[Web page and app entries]
»»

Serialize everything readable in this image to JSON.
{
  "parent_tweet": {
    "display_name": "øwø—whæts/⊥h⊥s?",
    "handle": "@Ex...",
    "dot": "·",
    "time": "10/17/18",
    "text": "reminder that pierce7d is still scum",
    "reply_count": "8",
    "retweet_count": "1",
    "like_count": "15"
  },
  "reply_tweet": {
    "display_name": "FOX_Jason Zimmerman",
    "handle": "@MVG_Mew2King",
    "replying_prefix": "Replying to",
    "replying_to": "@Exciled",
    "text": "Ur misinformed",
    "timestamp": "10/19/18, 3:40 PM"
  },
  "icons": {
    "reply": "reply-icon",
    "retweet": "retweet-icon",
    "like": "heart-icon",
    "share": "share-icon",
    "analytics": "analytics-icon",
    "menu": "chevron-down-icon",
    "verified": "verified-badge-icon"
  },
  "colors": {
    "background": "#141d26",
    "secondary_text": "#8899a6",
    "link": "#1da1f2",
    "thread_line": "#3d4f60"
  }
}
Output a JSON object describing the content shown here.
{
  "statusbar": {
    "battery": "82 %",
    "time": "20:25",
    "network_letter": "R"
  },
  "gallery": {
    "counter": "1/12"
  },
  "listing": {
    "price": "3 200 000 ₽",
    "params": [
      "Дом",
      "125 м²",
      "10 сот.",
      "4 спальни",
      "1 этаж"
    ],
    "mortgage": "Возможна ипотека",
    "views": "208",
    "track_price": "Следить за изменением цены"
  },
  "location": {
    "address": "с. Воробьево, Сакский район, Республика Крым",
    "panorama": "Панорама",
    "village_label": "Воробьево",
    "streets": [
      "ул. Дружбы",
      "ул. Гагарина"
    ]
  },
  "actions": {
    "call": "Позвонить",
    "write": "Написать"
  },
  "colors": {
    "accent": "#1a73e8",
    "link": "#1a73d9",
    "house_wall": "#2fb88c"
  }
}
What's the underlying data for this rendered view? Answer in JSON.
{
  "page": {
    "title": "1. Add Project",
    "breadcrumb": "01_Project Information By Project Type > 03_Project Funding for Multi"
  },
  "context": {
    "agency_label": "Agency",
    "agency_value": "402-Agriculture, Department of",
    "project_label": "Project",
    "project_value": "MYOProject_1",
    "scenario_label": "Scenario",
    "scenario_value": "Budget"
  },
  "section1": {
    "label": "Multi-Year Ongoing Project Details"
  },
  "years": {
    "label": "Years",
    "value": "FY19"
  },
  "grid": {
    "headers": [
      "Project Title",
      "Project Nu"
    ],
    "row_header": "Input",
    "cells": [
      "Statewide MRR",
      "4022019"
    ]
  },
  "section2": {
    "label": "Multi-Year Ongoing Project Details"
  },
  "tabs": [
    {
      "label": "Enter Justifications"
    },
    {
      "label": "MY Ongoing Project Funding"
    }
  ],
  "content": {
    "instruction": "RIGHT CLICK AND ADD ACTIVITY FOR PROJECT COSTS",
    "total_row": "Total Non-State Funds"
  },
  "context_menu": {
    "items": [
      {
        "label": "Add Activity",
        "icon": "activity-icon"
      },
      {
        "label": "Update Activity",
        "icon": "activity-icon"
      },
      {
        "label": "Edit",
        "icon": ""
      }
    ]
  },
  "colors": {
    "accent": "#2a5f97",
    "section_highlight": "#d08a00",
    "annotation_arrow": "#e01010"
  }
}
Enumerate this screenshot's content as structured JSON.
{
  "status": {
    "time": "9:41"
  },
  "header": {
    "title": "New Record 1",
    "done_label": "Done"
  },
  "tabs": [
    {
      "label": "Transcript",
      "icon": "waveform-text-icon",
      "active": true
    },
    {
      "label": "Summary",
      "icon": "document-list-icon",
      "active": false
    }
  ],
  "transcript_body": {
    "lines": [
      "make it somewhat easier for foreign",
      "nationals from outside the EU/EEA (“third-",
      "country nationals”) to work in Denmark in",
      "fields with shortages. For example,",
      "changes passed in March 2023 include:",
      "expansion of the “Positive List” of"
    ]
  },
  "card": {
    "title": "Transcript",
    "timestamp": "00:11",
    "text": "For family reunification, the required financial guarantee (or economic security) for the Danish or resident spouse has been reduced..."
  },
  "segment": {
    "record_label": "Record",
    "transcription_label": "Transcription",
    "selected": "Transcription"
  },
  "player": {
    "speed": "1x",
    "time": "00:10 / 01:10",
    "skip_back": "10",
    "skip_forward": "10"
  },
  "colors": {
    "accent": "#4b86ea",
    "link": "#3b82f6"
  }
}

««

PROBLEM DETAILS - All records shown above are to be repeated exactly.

REPLY TO THE EXERCISE -
Serialize everything readable in this image to JSON.
{
  "parent_tweet": {
    "display_name": "øwø—whæts/⊥h⊥s?",
    "handle": "@Ex...",
    "dot": "·",
    "time": "10/17/18",
    "text": "reminder that pierce7d is still scum",
    "reply_count": "8",
    "retweet_count": "1",
    "like_count": "15"
  },
  "reply_tweet": {
    "display_name": "FOX_Jason Zimmerman",
    "handle": "@MVG_Mew2King",
    "replying_prefix": "Replying to",
    "replying_to": "@Exciled",
    "text": "Ur misinformed",
    "timestamp": "10/19/18, 3:40 PM"
  },
  "icons": {
    "reply": "reply-icon",
    "retweet": "retweet-icon",
    "like": "heart-icon",
    "share": "share-icon",
    "analytics": "analytics-icon",
    "menu": "chevron-down-icon",
    "verified": "verified-badge-icon"
  },
  "colors": {
    "background": "#141d26",
    "secondary_text": "#8899a6",
    "link": "#1da1f2",
    "thread_line": "#3d4f60"
  }
}
Output a JSON object describing the content shown here.
{
  "statusbar": {
    "battery": "82 %",
    "time": "20:25",
    "network_letter": "R"
  },
  "gallery": {
    "counter": "1/12"
  },
  "listing": {
    "price": "3 200 000 ₽",
    "params": [
      "Дом",
      "125 м²",
      "10 сот.",
      "4 спальни",
      "1 этаж"
    ],
    "mortgage": "Возможна ипотека",
    "views": "208",
    "track_price": "Следить за изменением цены"
  },
  "location": {
    "address": "с. Воробьево, Сакский район, Республика Крым",
    "panorama": "Панорама",
    "village_label": "Воробьево",
    "streets": [
      "ул. Дружбы",
      "ул. Гагарина"
    ]
  },
  "actions": {
    "call": "Позвонить",
    "write": "Написать"
  },
  "colors": {
    "accent": "#1a73e8",
    "link": "#1a73d9",
    "house_wall": "#2fb88c"
  }
}
What's the underlying data for this rendered view? Answer in JSON.
{
  "page": {
    "title": "1. Add Project",
    "breadcrumb": "01_Project Information By Project Type > 03_Project Funding for Multi"
  },
  "context": {
    "agency_label": "Agency",
    "agency_value": "402-Agriculture, Department of",
    "project_label": "Project",
    "project_value": "MYOProject_1",
    "scenario_label": "Scenario",
    "scenario_value": "Budget"
  },
  "section1": {
    "label": "Multi-Year Ongoing Project Details"
  },
  "years": {
    "label": "Years",
    "value": "FY19"
  },
  "grid": {
    "headers": [
      "Project Title",
      "Project Nu"
    ],
    "row_header": "Input",
    "cells": [
      "Statewide MRR",
      "4022019"
    ]
  },
  "section2": {
    "label": "Multi-Year Ongoing Project Details"
  },
  "tabs": [
    {
      "label": "Enter Justifications"
    },
    {
      "label": "MY Ongoing Project Funding"
    }
  ],
  "content": {
    "instruction": "RIGHT CLICK AND ADD ACTIVITY FOR PROJECT COSTS",
    "total_row": "Total Non-State Funds"
  },
  "context_menu": {
    "items": [
      {
        "label": "Add Activity",
        "icon": "activity-icon"
      },
      {
        "label": "Update Activity",
        "icon": "activity-icon"
      },
      {
        "label": "Edit",
        "icon": ""
      }
    ]
  },
  "colors": {
    "accent": "#2a5f97",
    "section_highlight": "#d08a00",
    "annotation_arrow": "#e01010"
  }
}
Enumerate this screenshot's content as structured JSON.
{
  "status": {
    "time": "9:41"
  },
  "header": {
    "title": "New Record 1",
    "done_label": "Done"
  },
  "tabs": [
    {
      "label": "Transcript",
      "icon": "waveform-text-icon",
      "active": true
    },
    {
      "label": "Summary",
      "icon": "document-list-icon",
      "active": false
    }
  ],
  "transcript_body": {
    "lines": [
      "make it somewhat easier for foreign",
      "nationals from outside the EU/EEA (“third-",
      "country nationals”) to work in Denmark in",
      "fields with shortages. For example,",
      "changes passed in March 2023 include:",
      "expansion of the “Positive List” of"
    ]
  },
  "card": {
    "title": "Transcript",
    "timestamp": "00:11",
    "text": "For family reunification, the required financial guarantee (or economic security) for the Danish or resident spouse has been reduced..."
  },
  "segment": {
    "record_label": "Record",
    "transcription_label": "Transcription",
    "selected": "Transcription"
  },
  "player": {
    "speed": "1x",
    "time": "00:10 / 01:10",
    "skip_back": "10",
    "skip_forward": "10"
  },
  "colors": {
    "accent": "#4b86ea",
    "link": "#3b82f6"
  }
}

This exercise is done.